Technique, understood correctly, is a form of freedom. A good education in art emphasizes technique because a good education, in the broadest sense, emphasizes freedom. If we mostly stick to teaching technique, we stay away from the question of what a student should be doing, which frankly is none of our business, and keeps us on the task of maximizing the student's capabilities, which is. The education of ideas as envisioned by Professor Shoe threatens to do the opposite. One could characterize the conceptualist mindset as an effort to prioritize ideas over technique, or stated conversely, an effort to drive the priority of technique below that of ideas. Freedom will follow suit.
1. Paul Graham: ANSI Common Lisp, Prentice Hall, Upper Saddle River, NJ, 1996.
2. Brett Sokol, "Miami Art Machine," New York Magazine, April 27, 2008.
3. Henriette Huldisch, curator, writing in the catalogue for the 2008 Whitney Biennial.
4. Samuel Beckett: Sans (Lessness), 1970. "Scattered ruins same grey as the sand ash grey true refuge. Four square all light sheer white blank planes all gone from mind. Never was but grey air timeless no sound figment the passing light. No sound no stir ash grey sky mirrored earth mirrored sky. Never but this changelessness dream the passing hour."}
5. "Unmonumental" took place at the New Museum December 1, 2007 to April 6, 2008. "Investigating the nature of collage in contemporary art practices, 'Unmonumental' also describes the present as an age of crumbling symbols and broken icons." (http://www.newmuseum.org/exhibitions/3)
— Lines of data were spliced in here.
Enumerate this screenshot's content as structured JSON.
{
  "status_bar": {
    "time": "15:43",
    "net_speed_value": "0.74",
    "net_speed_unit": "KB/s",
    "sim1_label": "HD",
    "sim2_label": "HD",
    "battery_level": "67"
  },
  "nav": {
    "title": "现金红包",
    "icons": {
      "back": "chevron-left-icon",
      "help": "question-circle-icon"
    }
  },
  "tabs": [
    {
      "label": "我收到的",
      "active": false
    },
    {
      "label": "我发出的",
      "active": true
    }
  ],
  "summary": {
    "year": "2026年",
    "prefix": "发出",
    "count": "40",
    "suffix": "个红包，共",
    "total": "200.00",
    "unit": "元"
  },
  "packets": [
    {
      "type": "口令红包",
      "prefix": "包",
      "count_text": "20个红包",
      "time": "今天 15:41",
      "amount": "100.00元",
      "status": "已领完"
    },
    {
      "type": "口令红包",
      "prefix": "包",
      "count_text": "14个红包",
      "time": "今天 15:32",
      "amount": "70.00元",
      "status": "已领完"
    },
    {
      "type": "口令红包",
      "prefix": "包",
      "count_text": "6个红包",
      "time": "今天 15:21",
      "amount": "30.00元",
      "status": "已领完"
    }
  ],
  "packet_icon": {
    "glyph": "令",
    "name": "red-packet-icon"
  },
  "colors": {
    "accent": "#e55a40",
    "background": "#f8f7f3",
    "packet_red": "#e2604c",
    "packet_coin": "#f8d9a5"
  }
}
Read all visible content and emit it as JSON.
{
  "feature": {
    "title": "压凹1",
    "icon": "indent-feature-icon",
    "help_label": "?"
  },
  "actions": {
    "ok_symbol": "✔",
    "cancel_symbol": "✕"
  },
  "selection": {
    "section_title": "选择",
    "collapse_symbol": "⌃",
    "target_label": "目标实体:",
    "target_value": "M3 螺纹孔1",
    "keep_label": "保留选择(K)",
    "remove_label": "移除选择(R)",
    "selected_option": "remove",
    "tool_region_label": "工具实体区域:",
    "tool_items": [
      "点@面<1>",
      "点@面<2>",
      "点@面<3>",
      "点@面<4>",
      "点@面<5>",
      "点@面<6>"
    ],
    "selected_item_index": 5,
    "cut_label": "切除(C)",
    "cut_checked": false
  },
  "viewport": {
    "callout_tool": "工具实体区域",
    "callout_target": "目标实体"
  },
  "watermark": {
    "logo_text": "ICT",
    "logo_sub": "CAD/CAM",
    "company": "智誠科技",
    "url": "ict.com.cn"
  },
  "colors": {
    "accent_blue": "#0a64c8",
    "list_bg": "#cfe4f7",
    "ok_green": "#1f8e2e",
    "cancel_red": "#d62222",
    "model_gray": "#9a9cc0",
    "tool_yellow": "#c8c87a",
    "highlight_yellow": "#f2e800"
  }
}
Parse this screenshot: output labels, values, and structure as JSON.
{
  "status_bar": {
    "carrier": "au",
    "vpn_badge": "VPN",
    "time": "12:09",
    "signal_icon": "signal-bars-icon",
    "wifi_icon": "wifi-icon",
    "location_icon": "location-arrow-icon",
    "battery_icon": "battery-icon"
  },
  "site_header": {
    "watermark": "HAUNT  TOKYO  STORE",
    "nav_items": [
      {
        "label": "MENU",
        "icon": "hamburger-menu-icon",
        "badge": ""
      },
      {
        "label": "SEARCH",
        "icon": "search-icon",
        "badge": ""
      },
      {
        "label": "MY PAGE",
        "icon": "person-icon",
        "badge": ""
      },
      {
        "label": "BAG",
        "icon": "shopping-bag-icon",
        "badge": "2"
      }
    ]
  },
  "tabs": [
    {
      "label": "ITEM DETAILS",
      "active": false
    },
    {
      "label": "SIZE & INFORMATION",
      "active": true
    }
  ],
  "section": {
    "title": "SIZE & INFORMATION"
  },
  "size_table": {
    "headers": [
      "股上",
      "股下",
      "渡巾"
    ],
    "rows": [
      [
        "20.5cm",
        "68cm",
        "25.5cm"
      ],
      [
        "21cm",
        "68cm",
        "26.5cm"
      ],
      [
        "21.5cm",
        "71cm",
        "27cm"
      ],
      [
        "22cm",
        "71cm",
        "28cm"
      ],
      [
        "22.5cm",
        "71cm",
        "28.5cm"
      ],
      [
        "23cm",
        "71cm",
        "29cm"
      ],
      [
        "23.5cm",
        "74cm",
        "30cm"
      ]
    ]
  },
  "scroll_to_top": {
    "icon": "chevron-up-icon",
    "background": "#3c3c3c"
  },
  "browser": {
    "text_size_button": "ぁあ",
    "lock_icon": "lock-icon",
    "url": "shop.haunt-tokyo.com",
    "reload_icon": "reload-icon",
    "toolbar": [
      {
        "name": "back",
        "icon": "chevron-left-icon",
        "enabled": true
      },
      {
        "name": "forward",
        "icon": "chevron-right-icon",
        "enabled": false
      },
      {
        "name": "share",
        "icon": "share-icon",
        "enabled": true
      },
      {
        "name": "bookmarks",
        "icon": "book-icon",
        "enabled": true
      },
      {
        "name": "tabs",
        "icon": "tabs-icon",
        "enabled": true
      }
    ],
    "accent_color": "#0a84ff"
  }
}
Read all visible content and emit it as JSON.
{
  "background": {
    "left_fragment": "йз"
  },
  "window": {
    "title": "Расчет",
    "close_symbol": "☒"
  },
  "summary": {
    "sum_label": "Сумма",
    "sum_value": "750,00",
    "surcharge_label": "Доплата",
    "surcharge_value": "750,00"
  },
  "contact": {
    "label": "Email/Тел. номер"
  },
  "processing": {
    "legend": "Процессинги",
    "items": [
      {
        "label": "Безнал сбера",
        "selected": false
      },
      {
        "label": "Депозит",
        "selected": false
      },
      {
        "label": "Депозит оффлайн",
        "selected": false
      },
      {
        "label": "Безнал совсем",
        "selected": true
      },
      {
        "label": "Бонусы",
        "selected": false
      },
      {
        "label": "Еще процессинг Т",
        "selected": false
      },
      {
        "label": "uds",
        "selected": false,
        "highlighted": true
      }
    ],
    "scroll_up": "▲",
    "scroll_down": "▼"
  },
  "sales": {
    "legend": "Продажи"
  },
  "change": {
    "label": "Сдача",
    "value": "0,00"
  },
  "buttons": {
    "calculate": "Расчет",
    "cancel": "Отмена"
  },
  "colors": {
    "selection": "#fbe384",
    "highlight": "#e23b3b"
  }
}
6. Nancy Spector, curator, on guggenheim.org. The title is taken from Gilles Deleuze, "who used the term 'any-space-whatever' to describe a cinematic moment defined by multiple perspectives that are unmoored from the coordinates of time and space."